    <autoinstall packageName="com.microsoft.windowsintune.companyportal" className="com.microsoft.windowsintune.companyportal.views.SplashActivity" screen="2" x="4" y="3" groupid="1" requiredPreload="false" installByDefault="false" />
</workspace>

As you can see in the above, the two configs - beyond defining the apps themselves - are installByDefault and requiredPreload.

installByDefault is as it sounds, the application will be pulled down to the device automatically, and allows no user customisation.
requiredPreload if false allows the user to uncheck it, true marks it mandatory.

When this application is imported into the PAI Android Device Configuration portal, you end up with something that looks like this:


Above: An example of the type of PAI config I provided with devices

As an OEM, you don't technically have to define the applications in the app config, because once imported, the portal will allow full application selection and the ability to override the configuration either way. If you look closely above you'll notice there are no references to config or activation in the app config, they were instead added through the portal.

Additionally, with this config you can also define Google and Carrier apps accordingly.

How is it better?

#

There are a few benefits to this approach

It can be adjusted at any time - Whether contracts for distribution end, a known issue is discovered, or any other reason an OEM may choose to cease deploying an application with their devices, it takes 5 minutes to edit and publish an updated PAI config, and no devices being set up from that moment will see the delisted application.

It's pushy, but not prohibitive - OEMs can mandate the installation of applications, but users retain the control to remove them if desired. Of course there are other means of preventing apps from being removed in the OS that can be leveraged with PAI, so if they wanted to, they could still choose to make users miserable.

There's no storage sacrifice - Predominantly a benefit for older OS versions, but all the same since apps are not being preloaded, they're not permanently taking up space within the build.

There's more flexibility - Apps can be offered without an install mandate. If developers want exposure, that's a reasonable, no-friction way of offering up your app without making the user feel like they need to take it.

It's simpler - You take all of the build-specific app-preload configuration and processes away from the OS developers, and handle it independently. If builds are being generated predominantly on preloaded applications (and if you know the dedicated world, you know that's not an unreasonable assumption), you can - in tandem with carrier and Runtime Resource Overlays handle a considerable amount of application and system customisation without needing to run multiple unique OS builds for it.
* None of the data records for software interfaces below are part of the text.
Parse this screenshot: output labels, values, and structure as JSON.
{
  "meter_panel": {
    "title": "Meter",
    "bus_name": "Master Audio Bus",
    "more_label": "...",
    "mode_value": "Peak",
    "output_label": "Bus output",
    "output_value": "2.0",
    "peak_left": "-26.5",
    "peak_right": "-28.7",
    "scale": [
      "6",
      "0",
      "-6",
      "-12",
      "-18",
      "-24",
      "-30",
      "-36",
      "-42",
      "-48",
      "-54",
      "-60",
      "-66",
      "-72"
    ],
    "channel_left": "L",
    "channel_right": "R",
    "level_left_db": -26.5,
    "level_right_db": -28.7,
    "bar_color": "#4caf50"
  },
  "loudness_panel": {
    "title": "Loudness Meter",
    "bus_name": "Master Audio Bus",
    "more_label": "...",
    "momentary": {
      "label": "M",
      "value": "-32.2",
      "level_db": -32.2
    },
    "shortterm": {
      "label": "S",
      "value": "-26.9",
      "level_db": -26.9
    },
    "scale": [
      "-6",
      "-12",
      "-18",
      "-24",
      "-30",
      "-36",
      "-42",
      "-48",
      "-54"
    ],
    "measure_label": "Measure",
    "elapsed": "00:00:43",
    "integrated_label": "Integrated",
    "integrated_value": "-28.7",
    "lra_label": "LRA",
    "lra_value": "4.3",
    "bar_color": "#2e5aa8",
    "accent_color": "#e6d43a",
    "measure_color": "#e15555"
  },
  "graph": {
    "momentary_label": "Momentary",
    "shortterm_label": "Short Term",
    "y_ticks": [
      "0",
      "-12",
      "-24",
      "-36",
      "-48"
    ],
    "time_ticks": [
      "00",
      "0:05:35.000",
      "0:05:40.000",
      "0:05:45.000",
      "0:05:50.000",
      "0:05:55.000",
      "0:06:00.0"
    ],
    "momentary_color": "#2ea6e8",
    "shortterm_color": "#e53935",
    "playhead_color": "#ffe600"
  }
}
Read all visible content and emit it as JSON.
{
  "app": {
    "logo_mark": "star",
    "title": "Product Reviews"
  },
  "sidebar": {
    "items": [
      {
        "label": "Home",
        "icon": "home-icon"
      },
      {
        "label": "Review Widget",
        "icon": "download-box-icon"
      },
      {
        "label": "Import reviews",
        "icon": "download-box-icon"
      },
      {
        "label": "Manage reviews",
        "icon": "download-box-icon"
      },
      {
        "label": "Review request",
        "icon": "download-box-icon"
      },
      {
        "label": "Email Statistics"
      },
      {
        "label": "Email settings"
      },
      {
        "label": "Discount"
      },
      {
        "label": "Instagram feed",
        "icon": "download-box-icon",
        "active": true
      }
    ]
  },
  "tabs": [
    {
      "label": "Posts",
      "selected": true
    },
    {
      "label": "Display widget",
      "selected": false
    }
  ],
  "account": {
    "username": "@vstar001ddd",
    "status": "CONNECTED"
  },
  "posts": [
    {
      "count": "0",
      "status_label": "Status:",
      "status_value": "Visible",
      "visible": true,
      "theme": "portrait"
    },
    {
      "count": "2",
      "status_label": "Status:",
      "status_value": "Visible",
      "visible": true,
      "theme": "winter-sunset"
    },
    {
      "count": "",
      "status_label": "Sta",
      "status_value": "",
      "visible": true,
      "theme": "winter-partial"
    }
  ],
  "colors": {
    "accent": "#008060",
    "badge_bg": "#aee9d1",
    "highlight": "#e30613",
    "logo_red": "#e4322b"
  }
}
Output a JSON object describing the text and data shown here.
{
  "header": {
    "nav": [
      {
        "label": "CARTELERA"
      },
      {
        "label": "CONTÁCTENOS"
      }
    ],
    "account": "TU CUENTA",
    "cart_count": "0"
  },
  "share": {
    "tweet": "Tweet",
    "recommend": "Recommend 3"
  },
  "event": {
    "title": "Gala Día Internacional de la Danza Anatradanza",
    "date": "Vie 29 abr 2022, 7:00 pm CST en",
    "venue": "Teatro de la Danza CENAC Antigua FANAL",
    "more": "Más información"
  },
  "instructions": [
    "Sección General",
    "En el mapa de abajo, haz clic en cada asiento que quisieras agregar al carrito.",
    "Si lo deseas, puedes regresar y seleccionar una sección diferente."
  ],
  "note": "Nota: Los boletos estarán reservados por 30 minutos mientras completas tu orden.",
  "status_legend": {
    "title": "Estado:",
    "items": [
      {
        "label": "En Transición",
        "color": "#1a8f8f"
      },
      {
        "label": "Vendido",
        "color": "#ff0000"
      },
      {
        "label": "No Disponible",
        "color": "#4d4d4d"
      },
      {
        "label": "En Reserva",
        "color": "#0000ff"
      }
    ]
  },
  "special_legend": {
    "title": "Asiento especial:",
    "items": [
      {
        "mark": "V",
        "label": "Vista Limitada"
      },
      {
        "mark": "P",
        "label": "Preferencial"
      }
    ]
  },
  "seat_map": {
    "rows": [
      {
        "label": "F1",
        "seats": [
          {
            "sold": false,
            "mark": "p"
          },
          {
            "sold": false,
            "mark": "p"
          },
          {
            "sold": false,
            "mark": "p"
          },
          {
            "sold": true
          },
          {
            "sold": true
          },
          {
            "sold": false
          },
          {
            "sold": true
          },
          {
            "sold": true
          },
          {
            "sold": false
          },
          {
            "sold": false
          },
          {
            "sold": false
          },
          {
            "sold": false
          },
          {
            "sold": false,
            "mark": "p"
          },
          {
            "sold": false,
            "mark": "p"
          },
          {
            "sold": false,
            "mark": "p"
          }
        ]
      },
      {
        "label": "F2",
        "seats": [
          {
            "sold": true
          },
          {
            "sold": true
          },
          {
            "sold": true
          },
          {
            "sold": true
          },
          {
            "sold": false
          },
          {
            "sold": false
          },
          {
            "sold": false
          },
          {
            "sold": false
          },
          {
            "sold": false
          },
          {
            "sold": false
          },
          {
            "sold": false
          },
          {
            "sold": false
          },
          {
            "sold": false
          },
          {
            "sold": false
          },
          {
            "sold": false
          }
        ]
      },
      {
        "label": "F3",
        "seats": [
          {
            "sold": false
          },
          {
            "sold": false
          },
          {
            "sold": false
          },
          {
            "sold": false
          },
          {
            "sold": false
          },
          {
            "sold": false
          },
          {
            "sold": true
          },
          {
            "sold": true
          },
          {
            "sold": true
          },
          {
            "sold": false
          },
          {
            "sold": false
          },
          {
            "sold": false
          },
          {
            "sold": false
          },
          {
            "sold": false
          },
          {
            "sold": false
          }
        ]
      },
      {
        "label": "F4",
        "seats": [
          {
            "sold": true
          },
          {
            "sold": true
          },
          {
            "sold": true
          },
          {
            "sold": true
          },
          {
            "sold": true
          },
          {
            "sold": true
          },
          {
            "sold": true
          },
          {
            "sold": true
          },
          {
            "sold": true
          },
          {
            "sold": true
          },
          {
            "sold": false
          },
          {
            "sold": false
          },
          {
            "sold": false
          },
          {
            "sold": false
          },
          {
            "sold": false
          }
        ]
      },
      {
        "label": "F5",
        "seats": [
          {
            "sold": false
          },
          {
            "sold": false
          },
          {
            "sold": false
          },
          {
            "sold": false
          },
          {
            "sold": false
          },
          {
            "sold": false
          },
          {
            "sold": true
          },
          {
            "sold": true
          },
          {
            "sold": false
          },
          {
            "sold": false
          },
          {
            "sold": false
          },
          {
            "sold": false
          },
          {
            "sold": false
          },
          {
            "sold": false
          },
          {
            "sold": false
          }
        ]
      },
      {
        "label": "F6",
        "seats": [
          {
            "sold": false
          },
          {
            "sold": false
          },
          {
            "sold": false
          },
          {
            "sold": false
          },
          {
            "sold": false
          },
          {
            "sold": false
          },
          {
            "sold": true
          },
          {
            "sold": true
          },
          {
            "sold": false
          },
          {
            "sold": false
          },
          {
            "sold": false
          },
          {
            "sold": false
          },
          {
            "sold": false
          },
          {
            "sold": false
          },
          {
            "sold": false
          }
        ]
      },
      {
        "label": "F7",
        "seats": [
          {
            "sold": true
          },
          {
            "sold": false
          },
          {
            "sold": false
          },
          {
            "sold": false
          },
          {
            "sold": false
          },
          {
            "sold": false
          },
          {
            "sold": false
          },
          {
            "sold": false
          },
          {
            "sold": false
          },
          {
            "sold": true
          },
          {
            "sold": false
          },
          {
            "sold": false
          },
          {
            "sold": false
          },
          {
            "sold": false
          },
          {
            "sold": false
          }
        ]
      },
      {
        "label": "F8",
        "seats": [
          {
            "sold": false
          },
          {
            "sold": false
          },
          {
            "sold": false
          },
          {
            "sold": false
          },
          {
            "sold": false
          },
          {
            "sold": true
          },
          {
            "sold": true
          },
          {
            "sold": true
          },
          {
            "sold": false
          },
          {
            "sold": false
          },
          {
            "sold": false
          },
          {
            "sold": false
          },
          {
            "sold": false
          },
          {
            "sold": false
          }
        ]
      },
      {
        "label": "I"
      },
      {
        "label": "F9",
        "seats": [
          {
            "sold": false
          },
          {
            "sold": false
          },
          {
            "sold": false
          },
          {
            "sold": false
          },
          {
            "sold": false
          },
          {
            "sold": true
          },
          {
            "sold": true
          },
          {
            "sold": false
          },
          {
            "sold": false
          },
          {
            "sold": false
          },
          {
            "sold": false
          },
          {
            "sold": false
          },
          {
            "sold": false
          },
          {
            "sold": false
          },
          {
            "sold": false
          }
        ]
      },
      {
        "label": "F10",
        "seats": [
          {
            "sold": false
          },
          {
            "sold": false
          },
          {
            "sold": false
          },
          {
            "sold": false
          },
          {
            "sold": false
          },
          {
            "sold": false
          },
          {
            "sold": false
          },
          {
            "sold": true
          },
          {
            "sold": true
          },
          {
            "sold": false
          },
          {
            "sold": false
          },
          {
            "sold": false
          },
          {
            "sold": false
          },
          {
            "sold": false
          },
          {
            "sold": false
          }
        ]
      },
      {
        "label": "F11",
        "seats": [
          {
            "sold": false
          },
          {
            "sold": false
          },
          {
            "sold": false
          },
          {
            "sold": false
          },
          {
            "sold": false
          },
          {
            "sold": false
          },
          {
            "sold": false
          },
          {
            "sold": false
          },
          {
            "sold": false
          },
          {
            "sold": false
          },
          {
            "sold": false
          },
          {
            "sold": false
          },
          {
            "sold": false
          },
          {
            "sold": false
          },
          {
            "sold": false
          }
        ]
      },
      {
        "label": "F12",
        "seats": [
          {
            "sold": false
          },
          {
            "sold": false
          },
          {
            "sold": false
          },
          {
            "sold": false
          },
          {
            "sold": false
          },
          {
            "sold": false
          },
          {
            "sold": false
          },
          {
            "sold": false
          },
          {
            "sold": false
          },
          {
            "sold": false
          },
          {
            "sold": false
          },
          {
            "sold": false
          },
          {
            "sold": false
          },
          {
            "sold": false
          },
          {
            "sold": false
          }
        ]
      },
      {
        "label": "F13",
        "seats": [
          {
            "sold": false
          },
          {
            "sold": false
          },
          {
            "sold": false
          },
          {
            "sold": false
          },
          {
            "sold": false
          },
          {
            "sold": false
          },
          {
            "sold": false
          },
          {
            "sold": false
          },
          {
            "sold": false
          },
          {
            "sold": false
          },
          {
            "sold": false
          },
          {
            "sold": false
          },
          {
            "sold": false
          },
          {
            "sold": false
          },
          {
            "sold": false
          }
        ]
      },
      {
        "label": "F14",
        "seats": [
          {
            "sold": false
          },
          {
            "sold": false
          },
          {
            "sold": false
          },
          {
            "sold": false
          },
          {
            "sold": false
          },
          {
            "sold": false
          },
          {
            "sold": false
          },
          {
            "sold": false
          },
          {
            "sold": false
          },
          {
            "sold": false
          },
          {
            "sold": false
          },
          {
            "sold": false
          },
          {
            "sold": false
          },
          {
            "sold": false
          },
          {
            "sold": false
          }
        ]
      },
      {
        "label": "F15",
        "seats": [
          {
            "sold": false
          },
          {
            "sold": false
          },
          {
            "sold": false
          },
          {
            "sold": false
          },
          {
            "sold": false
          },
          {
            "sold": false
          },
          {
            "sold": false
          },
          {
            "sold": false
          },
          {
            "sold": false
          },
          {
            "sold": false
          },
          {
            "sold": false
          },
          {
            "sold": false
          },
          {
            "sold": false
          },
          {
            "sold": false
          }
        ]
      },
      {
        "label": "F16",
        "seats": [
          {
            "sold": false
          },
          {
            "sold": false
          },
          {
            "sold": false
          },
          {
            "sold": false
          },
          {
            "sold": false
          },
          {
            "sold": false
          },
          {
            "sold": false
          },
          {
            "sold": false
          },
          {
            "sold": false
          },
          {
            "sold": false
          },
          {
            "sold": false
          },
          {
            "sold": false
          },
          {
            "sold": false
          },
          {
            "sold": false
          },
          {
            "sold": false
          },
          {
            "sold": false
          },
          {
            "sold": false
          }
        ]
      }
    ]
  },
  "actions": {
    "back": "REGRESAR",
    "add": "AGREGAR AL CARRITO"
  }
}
To conclude

#

If you weren't aware of Play Auto Install before this, hopefully this offers some insight into what it is, any why you might see apps on your device with a name like PlayAutoInstalls. That said, OEMs can name them anything, so I wouldn't advocate checking for exactly that name in your system apps (but the package name is more likely to be consistent, following the convention of android.autoinstalls.config, have a look on your device with an ADB command like adb shell pm list packages | grep autoinstall)

It'll be a safe app to have there, but equally one safe to remove if you're rooted, as the StackExchange thread asks above.

Moreover, it's a better and more efficient way of handling app installs without preloading APKs into the Android build, and more OEMs should leverage it where preloading is otherwise in use.

edit_note Edit this page.

Articles

2024
2023
2022
2020
2019
2018
2017
2016
2015
2014
2013
2012
2011
2010
2009